:: THE DATA
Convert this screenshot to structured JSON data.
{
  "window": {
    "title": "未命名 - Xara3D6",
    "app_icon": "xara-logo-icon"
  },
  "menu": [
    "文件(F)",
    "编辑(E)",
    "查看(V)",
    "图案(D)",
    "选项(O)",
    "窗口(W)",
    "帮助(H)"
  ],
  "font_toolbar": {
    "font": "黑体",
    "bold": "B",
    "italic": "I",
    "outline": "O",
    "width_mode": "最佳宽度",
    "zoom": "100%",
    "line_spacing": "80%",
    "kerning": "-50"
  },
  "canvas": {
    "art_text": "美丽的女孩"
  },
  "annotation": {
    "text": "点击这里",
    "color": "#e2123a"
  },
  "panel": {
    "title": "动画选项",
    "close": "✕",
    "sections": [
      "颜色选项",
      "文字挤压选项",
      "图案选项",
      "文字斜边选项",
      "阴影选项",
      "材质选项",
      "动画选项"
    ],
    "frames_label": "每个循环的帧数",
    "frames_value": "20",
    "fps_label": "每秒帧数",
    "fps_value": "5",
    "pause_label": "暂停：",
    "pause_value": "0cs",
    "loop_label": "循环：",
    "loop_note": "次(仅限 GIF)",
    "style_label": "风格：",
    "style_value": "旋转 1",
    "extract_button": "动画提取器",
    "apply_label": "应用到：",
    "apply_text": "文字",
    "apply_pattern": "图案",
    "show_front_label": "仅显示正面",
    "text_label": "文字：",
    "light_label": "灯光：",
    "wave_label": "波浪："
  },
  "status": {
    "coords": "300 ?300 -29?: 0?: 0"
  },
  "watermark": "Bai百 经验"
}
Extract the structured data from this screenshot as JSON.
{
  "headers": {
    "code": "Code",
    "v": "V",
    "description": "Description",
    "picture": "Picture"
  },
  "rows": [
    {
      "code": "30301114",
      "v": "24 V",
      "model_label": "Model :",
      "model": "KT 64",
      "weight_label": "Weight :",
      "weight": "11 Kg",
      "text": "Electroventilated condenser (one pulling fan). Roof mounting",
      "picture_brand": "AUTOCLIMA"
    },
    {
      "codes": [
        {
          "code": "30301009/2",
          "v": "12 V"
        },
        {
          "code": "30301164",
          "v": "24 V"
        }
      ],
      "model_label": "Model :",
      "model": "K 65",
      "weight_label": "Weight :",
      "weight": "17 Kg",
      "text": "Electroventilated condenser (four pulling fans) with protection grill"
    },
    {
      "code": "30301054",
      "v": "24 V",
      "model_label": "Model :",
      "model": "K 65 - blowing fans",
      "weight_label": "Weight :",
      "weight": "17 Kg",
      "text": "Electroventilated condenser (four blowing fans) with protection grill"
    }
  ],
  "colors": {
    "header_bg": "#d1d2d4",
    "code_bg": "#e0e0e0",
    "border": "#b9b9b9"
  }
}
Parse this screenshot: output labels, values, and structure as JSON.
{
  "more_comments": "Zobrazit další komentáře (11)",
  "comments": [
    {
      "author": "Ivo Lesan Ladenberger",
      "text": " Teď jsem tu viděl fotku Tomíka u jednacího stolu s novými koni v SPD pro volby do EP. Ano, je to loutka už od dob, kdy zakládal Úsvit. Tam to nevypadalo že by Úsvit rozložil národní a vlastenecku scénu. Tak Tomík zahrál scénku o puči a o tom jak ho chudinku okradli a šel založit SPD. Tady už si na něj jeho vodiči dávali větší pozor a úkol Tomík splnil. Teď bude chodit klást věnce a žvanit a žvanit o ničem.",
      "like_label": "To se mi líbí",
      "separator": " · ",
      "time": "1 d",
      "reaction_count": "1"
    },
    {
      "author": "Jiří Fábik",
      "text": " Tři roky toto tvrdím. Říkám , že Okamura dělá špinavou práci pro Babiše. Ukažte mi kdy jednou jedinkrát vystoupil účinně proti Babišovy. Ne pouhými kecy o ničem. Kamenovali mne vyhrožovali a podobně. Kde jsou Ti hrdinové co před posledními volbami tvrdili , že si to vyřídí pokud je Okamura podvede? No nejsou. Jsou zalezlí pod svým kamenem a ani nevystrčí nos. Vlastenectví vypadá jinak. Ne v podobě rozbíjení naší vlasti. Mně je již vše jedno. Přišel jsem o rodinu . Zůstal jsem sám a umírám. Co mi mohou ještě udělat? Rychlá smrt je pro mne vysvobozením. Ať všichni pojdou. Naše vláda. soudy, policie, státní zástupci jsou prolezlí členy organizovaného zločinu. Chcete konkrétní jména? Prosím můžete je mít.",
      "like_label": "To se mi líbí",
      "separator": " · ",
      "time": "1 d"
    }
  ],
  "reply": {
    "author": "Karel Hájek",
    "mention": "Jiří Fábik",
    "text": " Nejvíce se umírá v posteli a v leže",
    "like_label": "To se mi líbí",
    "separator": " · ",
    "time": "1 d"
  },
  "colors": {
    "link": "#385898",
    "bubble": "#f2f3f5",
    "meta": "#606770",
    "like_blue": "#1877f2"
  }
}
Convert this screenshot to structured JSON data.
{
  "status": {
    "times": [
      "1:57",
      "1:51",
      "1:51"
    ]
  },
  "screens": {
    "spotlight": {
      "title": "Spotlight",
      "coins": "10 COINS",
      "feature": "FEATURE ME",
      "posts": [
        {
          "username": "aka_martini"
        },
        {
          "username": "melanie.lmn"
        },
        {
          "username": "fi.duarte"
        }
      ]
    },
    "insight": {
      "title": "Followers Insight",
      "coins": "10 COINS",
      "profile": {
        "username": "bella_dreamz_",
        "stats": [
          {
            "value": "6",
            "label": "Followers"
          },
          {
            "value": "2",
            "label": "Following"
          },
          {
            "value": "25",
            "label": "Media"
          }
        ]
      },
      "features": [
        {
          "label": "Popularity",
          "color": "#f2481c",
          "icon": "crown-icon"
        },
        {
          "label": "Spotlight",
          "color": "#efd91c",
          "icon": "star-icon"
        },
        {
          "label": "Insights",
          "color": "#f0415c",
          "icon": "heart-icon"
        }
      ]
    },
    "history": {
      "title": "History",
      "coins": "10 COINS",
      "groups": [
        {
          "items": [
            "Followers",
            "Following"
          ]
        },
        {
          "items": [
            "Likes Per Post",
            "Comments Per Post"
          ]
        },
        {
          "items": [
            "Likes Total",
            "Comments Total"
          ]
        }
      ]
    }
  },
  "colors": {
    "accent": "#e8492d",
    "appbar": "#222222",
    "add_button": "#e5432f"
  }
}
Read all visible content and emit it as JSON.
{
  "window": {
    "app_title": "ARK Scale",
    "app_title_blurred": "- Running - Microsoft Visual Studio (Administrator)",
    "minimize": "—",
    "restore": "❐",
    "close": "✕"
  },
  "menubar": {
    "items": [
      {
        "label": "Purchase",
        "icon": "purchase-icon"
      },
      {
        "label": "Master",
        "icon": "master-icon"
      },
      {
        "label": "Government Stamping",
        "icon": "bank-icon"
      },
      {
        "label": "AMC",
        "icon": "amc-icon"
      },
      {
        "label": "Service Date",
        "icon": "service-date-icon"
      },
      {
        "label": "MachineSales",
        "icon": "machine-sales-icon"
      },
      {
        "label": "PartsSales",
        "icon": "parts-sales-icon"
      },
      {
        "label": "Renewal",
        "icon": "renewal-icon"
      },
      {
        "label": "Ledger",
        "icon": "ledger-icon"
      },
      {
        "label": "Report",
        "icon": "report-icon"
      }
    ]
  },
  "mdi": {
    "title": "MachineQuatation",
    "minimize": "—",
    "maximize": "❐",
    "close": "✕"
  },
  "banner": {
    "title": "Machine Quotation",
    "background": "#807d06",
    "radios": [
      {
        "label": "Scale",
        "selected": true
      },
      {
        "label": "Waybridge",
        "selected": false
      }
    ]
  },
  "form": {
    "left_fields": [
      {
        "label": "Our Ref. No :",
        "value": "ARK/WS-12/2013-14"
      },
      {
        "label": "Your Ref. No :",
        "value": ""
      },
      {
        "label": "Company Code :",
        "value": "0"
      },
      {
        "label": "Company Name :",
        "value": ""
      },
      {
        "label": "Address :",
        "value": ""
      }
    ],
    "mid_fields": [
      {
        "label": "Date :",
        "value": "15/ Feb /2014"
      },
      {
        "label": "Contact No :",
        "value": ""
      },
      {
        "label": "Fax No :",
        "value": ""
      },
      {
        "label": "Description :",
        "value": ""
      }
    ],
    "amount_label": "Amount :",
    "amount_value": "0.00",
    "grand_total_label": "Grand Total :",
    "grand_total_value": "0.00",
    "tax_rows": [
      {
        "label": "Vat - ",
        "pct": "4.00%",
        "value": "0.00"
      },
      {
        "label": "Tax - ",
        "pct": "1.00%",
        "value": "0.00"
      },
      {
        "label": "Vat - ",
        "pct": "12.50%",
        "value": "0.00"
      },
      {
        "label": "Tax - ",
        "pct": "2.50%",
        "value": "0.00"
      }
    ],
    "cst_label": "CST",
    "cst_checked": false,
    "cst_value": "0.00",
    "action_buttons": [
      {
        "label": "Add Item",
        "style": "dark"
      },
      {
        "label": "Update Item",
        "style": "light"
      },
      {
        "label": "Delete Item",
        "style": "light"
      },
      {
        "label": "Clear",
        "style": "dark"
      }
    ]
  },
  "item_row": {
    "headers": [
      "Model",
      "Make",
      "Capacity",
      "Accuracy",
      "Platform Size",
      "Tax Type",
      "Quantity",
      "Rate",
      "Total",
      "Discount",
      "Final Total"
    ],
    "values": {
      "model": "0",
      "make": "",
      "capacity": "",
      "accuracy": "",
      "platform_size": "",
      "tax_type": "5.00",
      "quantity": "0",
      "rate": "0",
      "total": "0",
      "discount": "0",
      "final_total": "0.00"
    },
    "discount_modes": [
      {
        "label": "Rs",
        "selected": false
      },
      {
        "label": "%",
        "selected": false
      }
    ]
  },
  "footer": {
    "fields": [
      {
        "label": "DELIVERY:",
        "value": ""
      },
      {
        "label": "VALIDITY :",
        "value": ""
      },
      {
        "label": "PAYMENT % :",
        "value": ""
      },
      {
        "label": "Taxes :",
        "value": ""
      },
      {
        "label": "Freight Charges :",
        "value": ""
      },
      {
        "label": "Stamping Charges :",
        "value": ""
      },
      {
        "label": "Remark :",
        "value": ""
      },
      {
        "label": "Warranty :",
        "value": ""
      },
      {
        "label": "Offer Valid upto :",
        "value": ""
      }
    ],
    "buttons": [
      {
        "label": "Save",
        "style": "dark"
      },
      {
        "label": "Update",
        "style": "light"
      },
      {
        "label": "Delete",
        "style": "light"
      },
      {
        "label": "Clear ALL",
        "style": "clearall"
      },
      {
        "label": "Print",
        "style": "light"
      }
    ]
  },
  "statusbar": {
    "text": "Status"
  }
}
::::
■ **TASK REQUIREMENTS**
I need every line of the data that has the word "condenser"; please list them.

■ **WRITTEN SOLUTION**
      "text": "Electroventilated condenser (one pulling fan). Roof mounting",
      "text": "Electroventilated condenser (four pulling fans) with protection grill"
      "text": "Electroventilated condenser (four blowing fans) with protection grill"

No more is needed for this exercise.